The majority of the beauty industry would agree that keratin has transformative powers. Most popular in hair smoothing treatments and lash lifts, keratin can keep frizz on lockdown, impart a shampoo-ad shine, make thick hair more manageable and curl lashes without the need for tools. It's no wonder, then, that Google searches for the benefits of keratin are on the rise. But it isn't just hair that keratin can bring back to life. It's nails, too.
Since reopening, beauty salons have championed restorative keratin nail treatments over acrylics or gel extensions. Why? Because your nails are likely in need of some TLC post-quarantine. If chipping away at old gel polish and anxiously picking at cuticles has left your nails in tatters, keratin is like a magic wand.
What is keratin and what does it do for nails?
Keratin is essentially a protein which makes up hair and nails and adds to their strength. "Adding a keratin protein to your nail care can immensely help improve the condition of damaged nails," says Sherrille Riley, nail expert and founder of Nails & Brows, Mayfair. "It will provide added nutrients to help strengthen your nails and stop breakage," Sherrille adds, so keratin might be especially helpful if your nails are weak, brittle and flaky, or if acrylic or gel extensions have left them feeling soft and fragile.
What happens during a keratin nail treatment?
"At Nails & Brows we offer the IBX Nail Strengthening Treatment, which is a revolutionary keratin nail-strengthening treatment that helps repair damaged, weak, peeling and brittle nails," says Sherrille. But that doesn't mean you have to forego your usual manicure for naked nails. Reinforcing the nail with keratin helps protect the nail bed when wearing Shellac nail polish or other gel polishes, adds Sherrille. Think of a keratin nail treatment like scaffolding for bendy nails prone to breakage.
While keratin hair treatments can take up to five hours depending on the thickness and length of your hair, nails are much speedier: just 10 minutes. "As with all our treatments, we start by washing and sanitising our client's hands," says Sherrille. "Then, cuticles are tidied and pushed back using a disposable wooden cuticle stick. We then clean the nails with a lint-free pad and two serums are applied to the nail plate: the IBX Repair and the IBX (step two). These are designed to treat damaged, natural nails."
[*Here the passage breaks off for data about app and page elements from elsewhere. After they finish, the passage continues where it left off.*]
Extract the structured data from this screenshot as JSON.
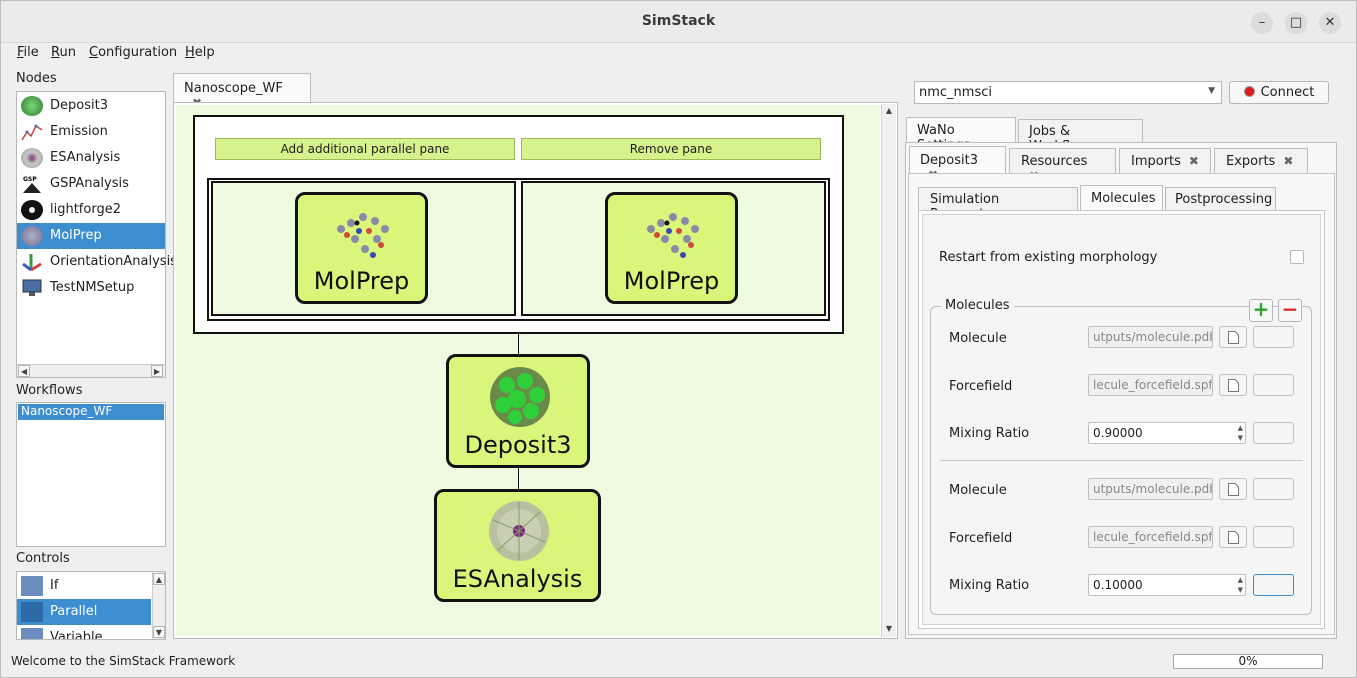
{
  "window": {
    "title": "SimStack",
    "minimize": "–",
    "maximize": "□",
    "close": "✕"
  },
  "menu": [
    {
      "key": "F",
      "rest": "ile"
    },
    {
      "key": "R",
      "rest": "un"
    },
    {
      "key": "C",
      "rest": "onfiguration"
    },
    {
      "key": "H",
      "rest": "elp"
    }
  ],
  "nodes": {
    "label": "Nodes",
    "items": [
      {
        "label": "Deposit3",
        "icon": "deposit-icon",
        "color": "#3f9a3f"
      },
      {
        "label": "Emission",
        "icon": "emission-icon",
        "color": "#c04848"
      },
      {
        "label": "ESAnalysis",
        "icon": "esanalysis-icon",
        "color": "#a9a9a9"
      },
      {
        "label": "GSPAnalysis",
        "icon": "gsp-icon",
        "color": "#222222"
      },
      {
        "label": "lightforge2",
        "icon": "lightforge-icon",
        "color": "#111111"
      },
      {
        "label": "MolPrep",
        "icon": "molprep-icon",
        "color": "#7a7aa0"
      },
      {
        "label": "OrientationAnalysis",
        "icon": "orientation-icon",
        "color": "#d04040"
      },
      {
        "label": "TestNMSetup",
        "icon": "monitor-icon",
        "color": "#4a6fa5"
      }
    ],
    "selected": "MolPrep"
  },
  "workflows": {
    "label": "Workflows",
    "items": [
      "Nanoscope_WF"
    ]
  },
  "controls": {
    "label": "Controls",
    "items": [
      "If",
      "Parallel",
      "Variable"
    ],
    "selected": "Parallel"
  },
  "editor": {
    "tab": "Nanoscope_WF",
    "add_pane": "Add additional parallel pane",
    "remove_pane": "Remove pane",
    "nodes": [
      "MolPrep",
      "MolPrep",
      "Deposit3",
      "ESAnalysis"
    ]
  },
  "right": {
    "server": "nmc_nmsci",
    "connect": "Connect",
    "top_tabs": [
      "WaNo Settings",
      "Jobs & Workflows"
    ],
    "wano_tabs": [
      "Deposit3",
      "Resources",
      "Imports",
      "Exports"
    ],
    "sub_tabs": [
      "Simulation Parameters",
      "Molecules",
      "Postprocessing"
    ],
    "restart_label": "Restart from existing morphology",
    "molecules_group": "Molecules",
    "rows": [
      {
        "label": "Molecule",
        "value": "utputs/molecule.pdb"
      },
      {
        "label": "Forcefield",
        "value": "lecule_forcefield.spf"
      },
      {
        "label": "Mixing Ratio",
        "value": "0.90000"
      },
      {
        "label": "Molecule",
        "value": "utputs/molecule.pdb"
      },
      {
        "label": "Forcefield",
        "value": "lecule_forcefield.spf"
      },
      {
        "label": "Mixing Ratio",
        "value": "0.10000"
      }
    ]
  },
  "status": {
    "message": "Welcome to the SimStack Framework",
    "progress": "0%",
    "progress_value": 0
  },
  "colors": {
    "accent": "#3d8ed1",
    "node_fill": "#d9f57a",
    "pane_fill": "#eefbe0"
  }
}
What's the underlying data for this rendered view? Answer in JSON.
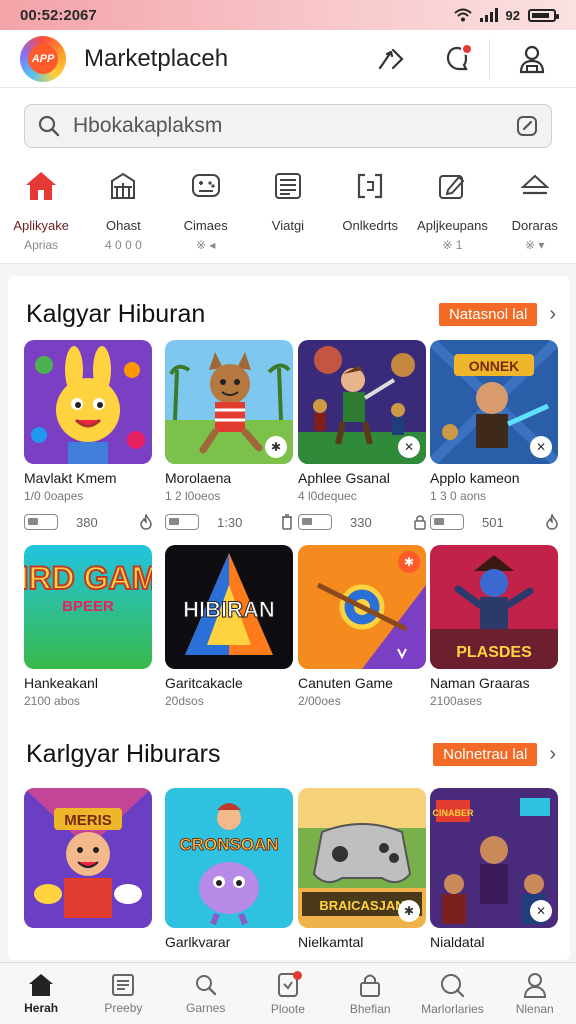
{
  "status_bar": {
    "time": "00:52:2067",
    "network": "92",
    "icons": [
      "wifi-icon",
      "signal-icon",
      "battery-icon"
    ]
  },
  "app_bar": {
    "title": "Marketplaceh",
    "logo_text": "APP",
    "actions": [
      "share-icon",
      "notification-icon",
      "profile-icon"
    ]
  },
  "search": {
    "placeholder": "Hbokakaplaksm"
  },
  "categories": [
    {
      "label": "Aplikyake",
      "sub": "Aprias",
      "icon": "home-icon",
      "active": true
    },
    {
      "label": "Ohast",
      "sub": "4 0 0 0",
      "icon": "store-icon"
    },
    {
      "label": "Cimaes",
      "sub": "※ ◂",
      "icon": "game-icon"
    },
    {
      "label": "Viatgi",
      "sub": "",
      "icon": "list-icon"
    },
    {
      "label": "Onlkedrts",
      "sub": "",
      "icon": "bracket-icon"
    },
    {
      "label": "Apljkeupans",
      "sub": "※ 1",
      "icon": "edit-icon"
    },
    {
      "label": "Doraras",
      "sub": "※ ▾",
      "icon": "eject-icon"
    }
  ],
  "section1": {
    "title": "Kalgyar Hiburan",
    "more_label": "Natasnol lal",
    "row1": [
      {
        "name": "Mavlakt Kmem",
        "downloads": "1/0 0oapes",
        "count": "380"
      },
      {
        "name": "Morolaena",
        "downloads": "1 2 l0oeos",
        "count": "1:30"
      },
      {
        "name": "Aphlee Gsanal",
        "downloads": "4 l0dequec",
        "count": "330"
      },
      {
        "name": "Applo kameon",
        "downloads": "1 3 0 aons",
        "count": "501"
      }
    ],
    "row2": [
      {
        "name": "Hankeakanl",
        "downloads": "2100 abos"
      },
      {
        "name": "Garitcakacle",
        "downloads": "20dsos"
      },
      {
        "name": "Canuten Game",
        "downloads": "2/00oes"
      },
      {
        "name": "Naman Graaras",
        "downloads": "2100ases"
      }
    ]
  },
  "section2": {
    "title": "Karlgyar Hiburars",
    "more_label": "Nolnetrau lal",
    "row1": [
      {
        "name": "",
        "downloads": ""
      },
      {
        "name": "Garlkvarar",
        "downloads": ""
      },
      {
        "name": "Nielkamtal",
        "downloads": ""
      },
      {
        "name": "Nialdatal",
        "downloads": ""
      }
    ]
  },
  "art_text": {
    "bird_game": "BIRD GAME",
    "bird_sub": "BPEER",
    "hibiran": "HIBIRAN",
    "plasdes": "PLASDES",
    "meris": "MERIS",
    "cronsoan": "CRONSOAN",
    "braicasjan": "BRAICASJAN",
    "cinaber": "CINABER"
  },
  "bottom_nav": [
    {
      "label": "Herah",
      "icon": "home-icon",
      "active": true
    },
    {
      "label": "Preeby",
      "icon": "doc-icon"
    },
    {
      "label": "Garnes",
      "icon": "search-icon"
    },
    {
      "label": "Ploote",
      "icon": "phone-icon"
    },
    {
      "label": "Bhefian",
      "icon": "lock-icon"
    },
    {
      "label": "Marlorlaries",
      "icon": "chat-icon"
    },
    {
      "label": "Nlenan",
      "icon": "user-icon"
    }
  ],
  "colors": {
    "accent": "#f26a25",
    "home_red": "#e53935",
    "status_bar": "#f3a3a8"
  }
}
Just like a Brazilian blow-dry or Japanese straightening treatment, both of which enlist keratin, a low heat is applied to the nails to activate the process, but only for a minute. "The easiest way to do this is by using a handheld hairdryer," continues Sherrille. "Heat is applied to lock in the serums into the layers of the nails. Finally, we remove any excess of the serum and apply some cuticle oil to finish."
How to look after weak nails in between treatments
Sherrille mentions that keratin nail treatments are progressive and should ideally be done every 2-3 weeks (depending on the health of the nails) to really see and keep up the results. "In between treatments, I recommend filing your nails regularly to keep them chip-free and gently pushing back the cuticles weekly, too. Applying a protein base coat every two days is also a great way to maintain good nail health."
At Nails & Brows, keratin nail treatments start at £19, but head to Treatwell to track down similar nail treatments in your area.